Required action: Exact output of all the records is required.

Dataset excerpts section start

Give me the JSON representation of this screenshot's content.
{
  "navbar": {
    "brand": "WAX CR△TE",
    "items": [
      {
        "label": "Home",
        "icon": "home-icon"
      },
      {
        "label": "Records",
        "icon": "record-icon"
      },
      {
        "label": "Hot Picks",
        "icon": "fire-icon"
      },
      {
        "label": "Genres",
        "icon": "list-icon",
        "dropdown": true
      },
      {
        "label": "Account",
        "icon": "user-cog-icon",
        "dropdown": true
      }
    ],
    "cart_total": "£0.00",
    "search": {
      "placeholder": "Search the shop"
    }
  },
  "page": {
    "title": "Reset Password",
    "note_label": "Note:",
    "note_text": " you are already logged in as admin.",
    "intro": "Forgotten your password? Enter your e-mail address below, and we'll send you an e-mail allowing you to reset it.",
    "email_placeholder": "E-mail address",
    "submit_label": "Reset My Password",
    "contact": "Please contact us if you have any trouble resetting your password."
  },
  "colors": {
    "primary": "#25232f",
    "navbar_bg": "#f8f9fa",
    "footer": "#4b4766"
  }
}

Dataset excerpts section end

Response for this exercise:
Give me the JSON representation of this screenshot's content.
{
  "navbar": {
    "brand": "WAX CR△TE",
    "items": [
      {
        "label": "Home",
        "icon": "home-icon"
      },
      {
        "label": "Records",
        "icon": "record-icon"
      },
      {
        "label": "Hot Picks",
        "icon": "fire-icon"
      },
      {
        "label": "Genres",
        "icon": "list-icon",
        "dropdown": true
      },
      {
        "label": "Account",
        "icon": "user-cog-icon",
        "dropdown": true
      }
    ],
    "cart_total": "£0.00",
    "search": {
      "placeholder": "Search the shop"
    }
  },
  "page": {
    "title": "Reset Password",
    "note_label": "Note:",
    "note_text": " you are already logged in as admin.",
    "intro": "Forgotten your password? Enter your e-mail address below, and we'll send you an e-mail allowing you to reset it.",
    "email_placeholder": "E-mail address",
    "submit_label": "Reset My Password",
    "contact": "Please contact us if you have any trouble resetting your password."
  },
  "colors": {
    "primary": "#25232f",
    "navbar_bg": "#f8f9fa",
    "footer": "#4b4766"
  }
}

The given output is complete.